### Task
Please state how many lines of the records hold the string "mask", giving nothing but the number.
::: Records :::
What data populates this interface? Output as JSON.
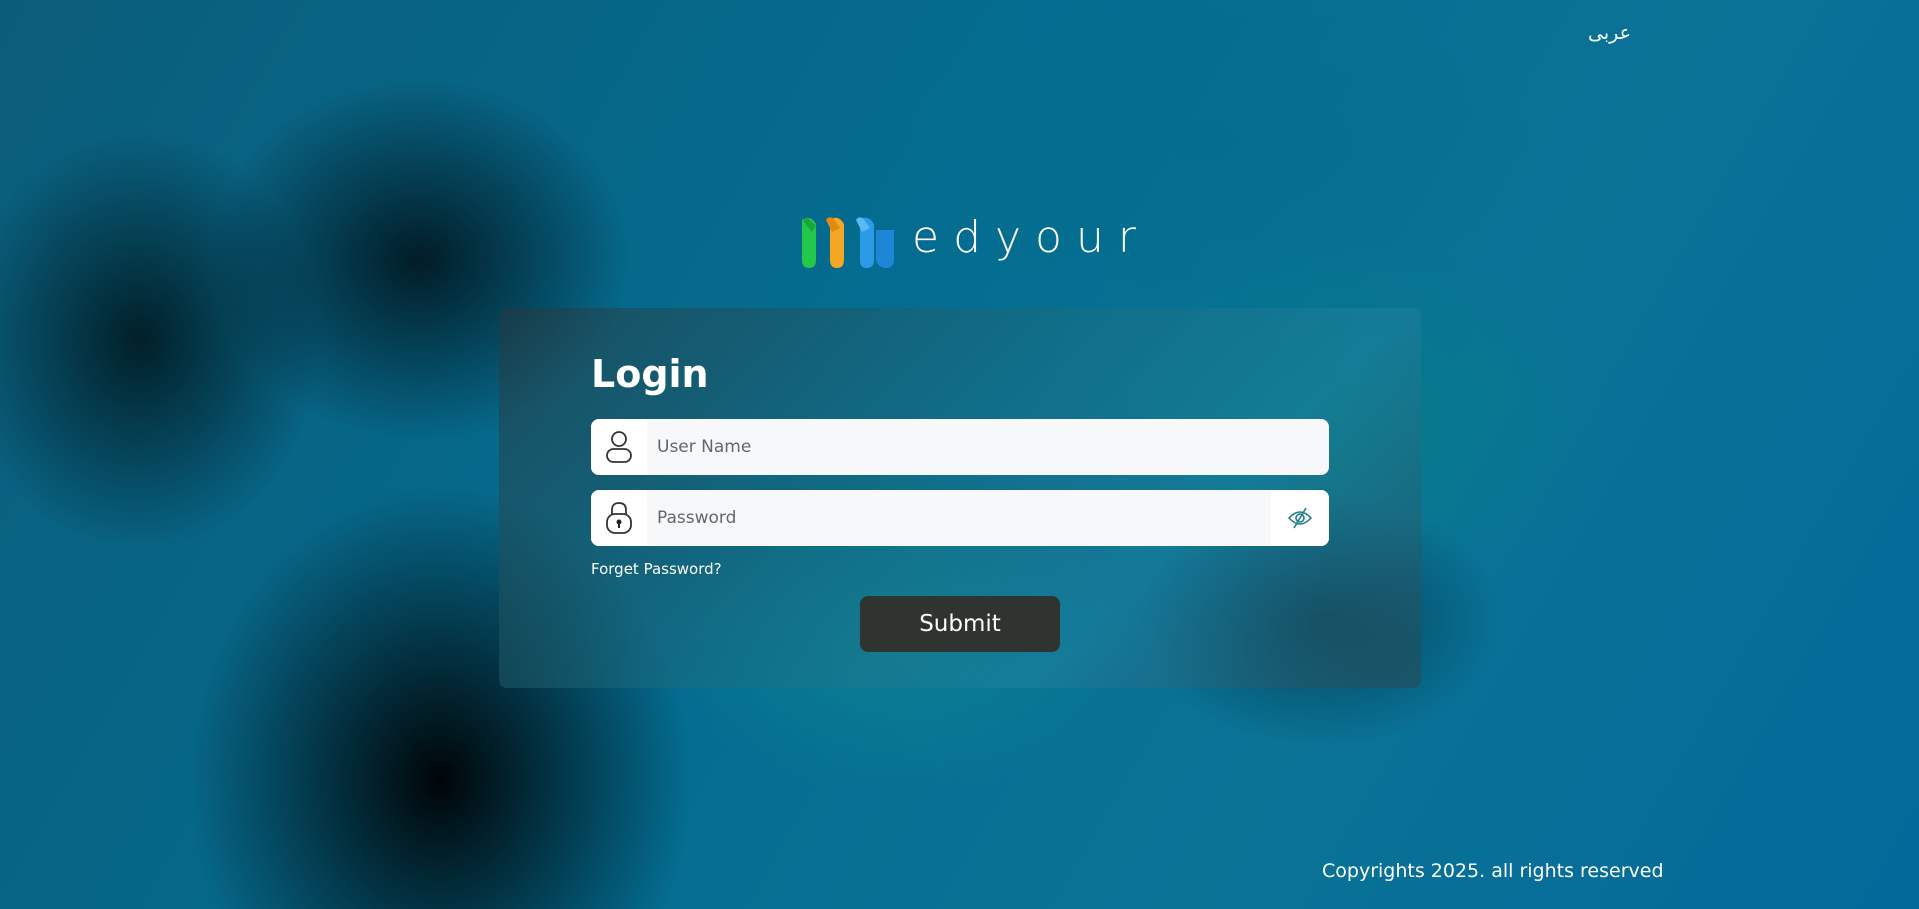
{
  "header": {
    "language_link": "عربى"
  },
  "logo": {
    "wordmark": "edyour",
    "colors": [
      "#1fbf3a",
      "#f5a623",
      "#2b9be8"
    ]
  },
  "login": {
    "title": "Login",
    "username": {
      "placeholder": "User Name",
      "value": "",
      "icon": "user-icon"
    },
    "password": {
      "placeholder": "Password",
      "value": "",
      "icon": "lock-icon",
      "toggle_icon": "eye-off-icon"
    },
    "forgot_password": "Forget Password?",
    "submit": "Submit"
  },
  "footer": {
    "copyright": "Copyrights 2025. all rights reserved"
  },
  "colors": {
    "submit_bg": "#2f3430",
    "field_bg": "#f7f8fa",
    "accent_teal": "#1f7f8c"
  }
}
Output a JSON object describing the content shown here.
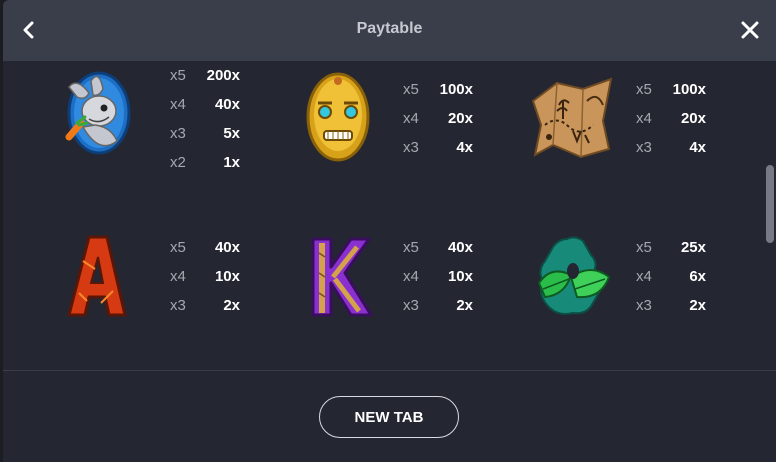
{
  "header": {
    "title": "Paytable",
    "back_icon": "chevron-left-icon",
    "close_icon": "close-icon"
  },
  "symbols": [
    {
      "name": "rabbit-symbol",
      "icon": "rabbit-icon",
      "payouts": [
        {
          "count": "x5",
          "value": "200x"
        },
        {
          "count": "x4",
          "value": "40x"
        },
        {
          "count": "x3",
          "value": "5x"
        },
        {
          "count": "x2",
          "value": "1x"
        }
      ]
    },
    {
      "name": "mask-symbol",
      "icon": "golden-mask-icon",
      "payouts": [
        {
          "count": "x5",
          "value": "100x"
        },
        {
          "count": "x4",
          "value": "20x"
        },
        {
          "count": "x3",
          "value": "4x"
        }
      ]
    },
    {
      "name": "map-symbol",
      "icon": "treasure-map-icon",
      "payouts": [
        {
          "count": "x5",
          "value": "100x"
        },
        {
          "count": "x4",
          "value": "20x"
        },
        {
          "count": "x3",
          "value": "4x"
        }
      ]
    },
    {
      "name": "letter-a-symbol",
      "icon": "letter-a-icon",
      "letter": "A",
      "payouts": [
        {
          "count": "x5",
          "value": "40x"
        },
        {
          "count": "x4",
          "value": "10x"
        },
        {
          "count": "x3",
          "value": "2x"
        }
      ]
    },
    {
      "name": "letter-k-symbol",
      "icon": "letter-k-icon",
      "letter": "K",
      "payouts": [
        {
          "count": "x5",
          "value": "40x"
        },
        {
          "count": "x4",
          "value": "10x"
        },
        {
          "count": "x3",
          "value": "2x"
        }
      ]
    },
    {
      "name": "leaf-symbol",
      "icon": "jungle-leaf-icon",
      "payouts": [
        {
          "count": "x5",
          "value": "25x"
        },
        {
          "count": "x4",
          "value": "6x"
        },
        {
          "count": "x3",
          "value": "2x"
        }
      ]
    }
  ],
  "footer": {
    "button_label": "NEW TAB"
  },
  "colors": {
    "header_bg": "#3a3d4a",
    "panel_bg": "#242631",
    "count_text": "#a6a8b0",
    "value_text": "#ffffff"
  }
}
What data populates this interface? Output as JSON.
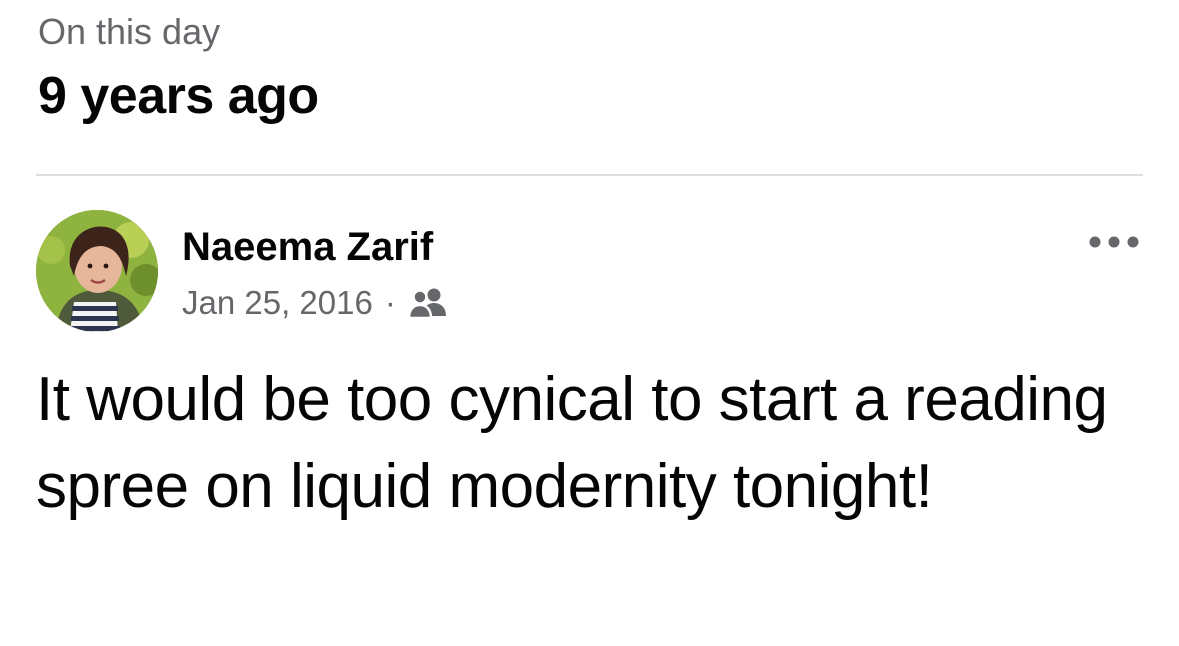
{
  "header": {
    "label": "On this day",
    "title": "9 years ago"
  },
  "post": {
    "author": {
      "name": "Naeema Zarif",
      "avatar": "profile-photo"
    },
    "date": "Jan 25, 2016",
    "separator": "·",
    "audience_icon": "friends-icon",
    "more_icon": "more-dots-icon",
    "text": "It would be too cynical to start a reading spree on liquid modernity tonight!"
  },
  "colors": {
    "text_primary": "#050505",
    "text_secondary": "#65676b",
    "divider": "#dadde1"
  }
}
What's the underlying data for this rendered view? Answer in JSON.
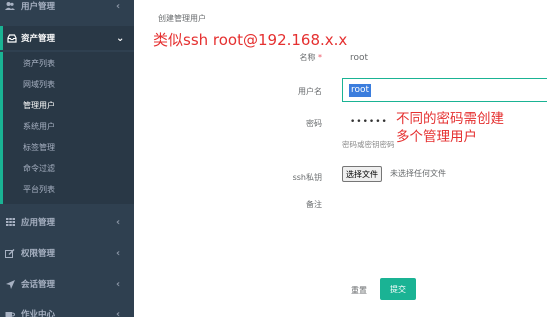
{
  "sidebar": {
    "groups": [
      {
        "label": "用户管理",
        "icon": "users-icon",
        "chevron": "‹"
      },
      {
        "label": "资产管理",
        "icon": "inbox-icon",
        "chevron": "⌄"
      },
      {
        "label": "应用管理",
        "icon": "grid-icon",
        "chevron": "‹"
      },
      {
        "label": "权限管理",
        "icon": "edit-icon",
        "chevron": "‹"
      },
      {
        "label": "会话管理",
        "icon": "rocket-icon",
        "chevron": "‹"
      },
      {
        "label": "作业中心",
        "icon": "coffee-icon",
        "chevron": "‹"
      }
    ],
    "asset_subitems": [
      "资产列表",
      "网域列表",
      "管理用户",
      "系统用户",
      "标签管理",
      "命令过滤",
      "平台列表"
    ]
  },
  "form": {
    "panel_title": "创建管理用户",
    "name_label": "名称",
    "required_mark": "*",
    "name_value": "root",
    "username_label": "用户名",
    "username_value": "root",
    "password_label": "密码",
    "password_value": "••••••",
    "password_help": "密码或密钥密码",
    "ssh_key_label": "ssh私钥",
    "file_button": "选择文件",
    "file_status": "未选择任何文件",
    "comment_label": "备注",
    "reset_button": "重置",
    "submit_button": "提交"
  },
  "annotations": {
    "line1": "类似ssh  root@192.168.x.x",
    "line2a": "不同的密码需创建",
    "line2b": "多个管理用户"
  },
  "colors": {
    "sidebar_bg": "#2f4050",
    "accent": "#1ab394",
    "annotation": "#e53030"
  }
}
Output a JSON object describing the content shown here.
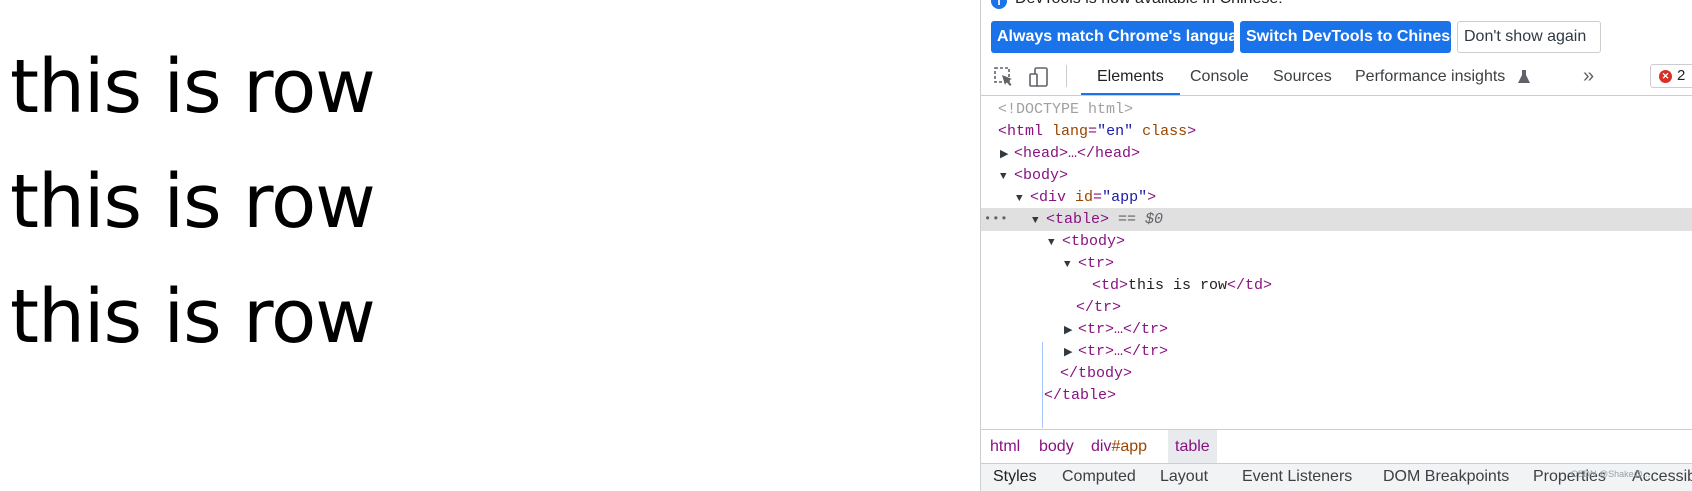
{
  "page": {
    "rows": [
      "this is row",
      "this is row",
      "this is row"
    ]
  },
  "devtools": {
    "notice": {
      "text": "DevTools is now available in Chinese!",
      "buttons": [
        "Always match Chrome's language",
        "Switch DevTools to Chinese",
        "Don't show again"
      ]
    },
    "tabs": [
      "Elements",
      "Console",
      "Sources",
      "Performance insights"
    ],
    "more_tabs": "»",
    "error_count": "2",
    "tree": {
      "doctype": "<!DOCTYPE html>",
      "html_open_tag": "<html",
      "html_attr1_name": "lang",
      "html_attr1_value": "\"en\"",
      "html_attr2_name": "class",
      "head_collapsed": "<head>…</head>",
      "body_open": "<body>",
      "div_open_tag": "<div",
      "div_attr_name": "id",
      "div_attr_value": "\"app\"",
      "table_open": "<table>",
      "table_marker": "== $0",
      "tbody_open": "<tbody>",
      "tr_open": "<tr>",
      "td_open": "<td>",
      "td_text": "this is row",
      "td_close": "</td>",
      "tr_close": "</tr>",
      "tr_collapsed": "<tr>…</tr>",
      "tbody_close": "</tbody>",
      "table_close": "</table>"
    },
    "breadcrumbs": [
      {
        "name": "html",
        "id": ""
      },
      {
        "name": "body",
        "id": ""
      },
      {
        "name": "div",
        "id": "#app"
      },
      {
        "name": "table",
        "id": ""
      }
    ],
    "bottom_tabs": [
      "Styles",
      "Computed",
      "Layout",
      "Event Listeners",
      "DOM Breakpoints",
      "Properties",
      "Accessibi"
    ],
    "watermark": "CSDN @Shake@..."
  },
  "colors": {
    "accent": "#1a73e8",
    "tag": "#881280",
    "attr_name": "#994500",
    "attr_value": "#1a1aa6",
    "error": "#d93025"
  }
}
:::
### Output for this task
2